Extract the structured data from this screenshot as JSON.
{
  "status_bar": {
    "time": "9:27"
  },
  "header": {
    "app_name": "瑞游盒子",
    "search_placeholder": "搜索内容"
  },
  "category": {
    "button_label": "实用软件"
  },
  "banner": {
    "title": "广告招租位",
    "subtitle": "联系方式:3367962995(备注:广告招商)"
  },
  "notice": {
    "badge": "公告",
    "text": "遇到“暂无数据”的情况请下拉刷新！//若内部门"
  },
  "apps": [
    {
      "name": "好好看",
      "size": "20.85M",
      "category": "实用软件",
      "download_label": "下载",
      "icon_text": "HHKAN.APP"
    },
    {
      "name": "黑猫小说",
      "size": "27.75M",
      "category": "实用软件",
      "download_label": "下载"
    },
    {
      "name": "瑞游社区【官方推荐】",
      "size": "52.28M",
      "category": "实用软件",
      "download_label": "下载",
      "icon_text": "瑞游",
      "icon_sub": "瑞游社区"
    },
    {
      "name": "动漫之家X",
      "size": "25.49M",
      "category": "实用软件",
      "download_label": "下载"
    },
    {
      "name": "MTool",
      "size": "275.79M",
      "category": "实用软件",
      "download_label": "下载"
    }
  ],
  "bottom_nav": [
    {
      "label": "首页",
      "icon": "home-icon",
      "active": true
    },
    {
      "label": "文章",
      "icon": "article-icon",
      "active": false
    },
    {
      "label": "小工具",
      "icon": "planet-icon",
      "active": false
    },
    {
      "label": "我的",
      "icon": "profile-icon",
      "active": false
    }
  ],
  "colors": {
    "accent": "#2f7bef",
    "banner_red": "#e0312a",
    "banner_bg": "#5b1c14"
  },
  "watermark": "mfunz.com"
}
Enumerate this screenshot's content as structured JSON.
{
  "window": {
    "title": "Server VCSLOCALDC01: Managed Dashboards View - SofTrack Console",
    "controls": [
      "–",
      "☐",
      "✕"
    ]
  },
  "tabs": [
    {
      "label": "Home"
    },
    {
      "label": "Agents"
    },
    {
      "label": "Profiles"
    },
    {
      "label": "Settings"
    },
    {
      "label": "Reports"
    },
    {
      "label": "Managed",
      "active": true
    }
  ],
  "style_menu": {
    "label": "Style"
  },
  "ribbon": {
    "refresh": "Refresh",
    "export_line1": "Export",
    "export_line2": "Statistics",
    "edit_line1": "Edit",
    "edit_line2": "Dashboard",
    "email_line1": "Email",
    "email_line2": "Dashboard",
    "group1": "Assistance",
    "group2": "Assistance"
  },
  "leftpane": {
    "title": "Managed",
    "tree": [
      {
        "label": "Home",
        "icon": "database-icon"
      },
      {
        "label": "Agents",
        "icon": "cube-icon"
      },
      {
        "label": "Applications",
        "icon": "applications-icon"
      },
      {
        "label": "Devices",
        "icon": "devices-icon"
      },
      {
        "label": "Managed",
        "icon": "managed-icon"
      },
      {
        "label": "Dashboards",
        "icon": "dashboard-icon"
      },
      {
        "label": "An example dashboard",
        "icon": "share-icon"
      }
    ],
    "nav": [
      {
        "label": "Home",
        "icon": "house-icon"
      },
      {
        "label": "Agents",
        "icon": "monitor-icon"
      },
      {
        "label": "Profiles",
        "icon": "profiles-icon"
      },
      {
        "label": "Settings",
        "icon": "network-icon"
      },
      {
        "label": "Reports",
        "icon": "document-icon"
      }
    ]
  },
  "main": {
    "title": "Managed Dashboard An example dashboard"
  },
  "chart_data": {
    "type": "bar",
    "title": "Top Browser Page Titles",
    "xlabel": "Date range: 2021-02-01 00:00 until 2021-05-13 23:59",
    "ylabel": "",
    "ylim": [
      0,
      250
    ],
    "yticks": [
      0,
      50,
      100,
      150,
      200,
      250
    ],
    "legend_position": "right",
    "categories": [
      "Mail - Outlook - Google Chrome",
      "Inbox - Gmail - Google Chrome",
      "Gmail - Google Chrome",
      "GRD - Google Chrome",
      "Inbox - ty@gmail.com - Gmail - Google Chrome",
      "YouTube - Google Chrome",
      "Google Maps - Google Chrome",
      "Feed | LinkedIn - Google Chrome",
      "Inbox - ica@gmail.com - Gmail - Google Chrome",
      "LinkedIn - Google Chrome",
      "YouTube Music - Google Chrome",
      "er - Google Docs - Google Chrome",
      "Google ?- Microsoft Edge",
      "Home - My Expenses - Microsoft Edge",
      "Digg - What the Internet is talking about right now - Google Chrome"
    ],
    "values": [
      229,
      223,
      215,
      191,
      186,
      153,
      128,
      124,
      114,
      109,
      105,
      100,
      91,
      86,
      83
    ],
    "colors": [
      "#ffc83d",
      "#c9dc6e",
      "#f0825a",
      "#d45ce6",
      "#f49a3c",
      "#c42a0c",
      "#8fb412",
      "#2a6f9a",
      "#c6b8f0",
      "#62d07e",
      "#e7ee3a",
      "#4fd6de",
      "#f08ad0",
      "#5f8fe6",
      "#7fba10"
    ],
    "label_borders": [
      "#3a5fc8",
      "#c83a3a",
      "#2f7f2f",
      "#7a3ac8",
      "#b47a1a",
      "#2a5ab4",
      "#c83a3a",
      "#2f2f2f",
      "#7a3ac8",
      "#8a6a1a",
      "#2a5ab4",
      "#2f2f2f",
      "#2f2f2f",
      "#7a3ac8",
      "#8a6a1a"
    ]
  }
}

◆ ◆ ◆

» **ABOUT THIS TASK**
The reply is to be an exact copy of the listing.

» **THE COMPLETED TASK**
Extract the structured data from this screenshot as JSON.
{
  "status_bar": {
    "time": "9:27"
  },
  "header": {
    "app_name": "瑞游盒子",
    "search_placeholder": "搜索内容"
  },
  "category": {
    "button_label": "实用软件"
  },
  "banner": {
    "title": "广告招租位",
    "subtitle": "联系方式:3367962995(备注:广告招商)"
  },
  "notice": {
    "badge": "公告",
    "text": "遇到“暂无数据”的情况请下拉刷新！//若内部门"
  },
  "apps": [
    {
      "name": "好好看",
      "size": "20.85M",
      "category": "实用软件",
      "download_label": "下载",
      "icon_text": "HHKAN.APP"
    },
    {
      "name": "黑猫小说",
      "size": "27.75M",
      "category": "实用软件",
      "download_label": "下载"
    },
    {
      "name": "瑞游社区【官方推荐】",
      "size": "52.28M",
      "category": "实用软件",
      "download_label": "下载",
      "icon_text": "瑞游",
      "icon_sub": "瑞游社区"
    },
    {
      "name": "动漫之家X",
      "size": "25.49M",
      "category": "实用软件",
      "download_label": "下载"
    },
    {
      "name": "MTool",
      "size": "275.79M",
      "category": "实用软件",
      "download_label": "下载"
    }
  ],
  "bottom_nav": [
    {
      "label": "首页",
      "icon": "home-icon",
      "active": true
    },
    {
      "label": "文章",
      "icon": "article-icon",
      "active": false
    },
    {
      "label": "小工具",
      "icon": "planet-icon",
      "active": false
    },
    {
      "label": "我的",
      "icon": "profile-icon",
      "active": false
    }
  ],
  "colors": {
    "accent": "#2f7bef",
    "banner_red": "#e0312a",
    "banner_bg": "#5b1c14"
  },
  "watermark": "mfunz.com"
}
Enumerate this screenshot's content as structured JSON.
{
  "window": {
    "title": "Server VCSLOCALDC01: Managed Dashboards View - SofTrack Console",
    "controls": [
      "–",
      "☐",
      "✕"
    ]
  },
  "tabs": [
    {
      "label": "Home"
    },
    {
      "label": "Agents"
    },
    {
      "label": "Profiles"
    },
    {
      "label": "Settings"
    },
    {
      "label": "Reports"
    },
    {
      "label": "Managed",
      "active": true
    }
  ],
  "style_menu": {
    "label": "Style"
  },
  "ribbon": {
    "refresh": "Refresh",
    "export_line1": "Export",
    "export_line2": "Statistics",
    "edit_line1": "Edit",
    "edit_line2": "Dashboard",
    "email_line1": "Email",
    "email_line2": "Dashboard",
    "group1": "Assistance",
    "group2": "Assistance"
  },
  "leftpane": {
    "title": "Managed",
    "tree": [
      {
        "label": "Home",
        "icon": "database-icon"
      },
      {
        "label": "Agents",
        "icon": "cube-icon"
      },
      {
        "label": "Applications",
        "icon": "applications-icon"
      },
      {
        "label": "Devices",
        "icon": "devices-icon"
      },
      {
        "label": "Managed",
        "icon": "managed-icon"
      },
      {
        "label": "Dashboards",
        "icon": "dashboard-icon"
      },
      {
        "label": "An example dashboard",
        "icon": "share-icon"
      }
    ],
    "nav": [
      {
        "label": "Home",
        "icon": "house-icon"
      },
      {
        "label": "Agents",
        "icon": "monitor-icon"
      },
      {
        "label": "Profiles",
        "icon": "profiles-icon"
      },
      {
        "label": "Settings",
        "icon": "network-icon"
      },
      {
        "label": "Reports",
        "icon": "document-icon"
      }
    ]
  },
  "main": {
    "title": "Managed Dashboard An example dashboard"
  },
  "chart_data": {
    "type": "bar",
    "title": "Top Browser Page Titles",
    "xlabel": "Date range: 2021-02-01 00:00 until 2021-05-13 23:59",
    "ylabel": "",
    "ylim": [
      0,
      250
    ],
    "yticks": [
      0,
      50,
      100,
      150,
      200,
      250
    ],
    "legend_position": "right",
    "categories": [
      "Mail - Outlook - Google Chrome",
      "Inbox - Gmail - Google Chrome",
      "Gmail - Google Chrome",
      "GRD - Google Chrome",
      "Inbox - ty@gmail.com - Gmail - Google Chrome",
      "YouTube - Google Chrome",
      "Google Maps - Google Chrome",
      "Feed | LinkedIn - Google Chrome",
      "Inbox - ica@gmail.com - Gmail - Google Chrome",
      "LinkedIn - Google Chrome",
      "YouTube Music - Google Chrome",
      "er - Google Docs - Google Chrome",
      "Google ?- Microsoft Edge",
      "Home - My Expenses - Microsoft Edge",
      "Digg - What the Internet is talking about right now - Google Chrome"
    ],
    "values": [
      229,
      223,
      215,
      191,
      186,
      153,
      128,
      124,
      114,
      109,
      105,
      100,
      91,
      86,
      83
    ],
    "colors": [
      "#ffc83d",
      "#c9dc6e",
      "#f0825a",
      "#d45ce6",
      "#f49a3c",
      "#c42a0c",
      "#8fb412",
      "#2a6f9a",
      "#c6b8f0",
      "#62d07e",
      "#e7ee3a",
      "#4fd6de",
      "#f08ad0",
      "#5f8fe6",
      "#7fba10"
    ],
    "label_borders": [
      "#3a5fc8",
      "#c83a3a",
      "#2f7f2f",
      "#7a3ac8",
      "#b47a1a",
      "#2a5ab4",
      "#c83a3a",
      "#2f2f2f",
      "#7a3ac8",
      "#8a6a1a",
      "#2a5ab4",
      "#2f2f2f",
      "#2f2f2f",
      "#7a3ac8",
      "#8a6a1a"
    ]
  }
}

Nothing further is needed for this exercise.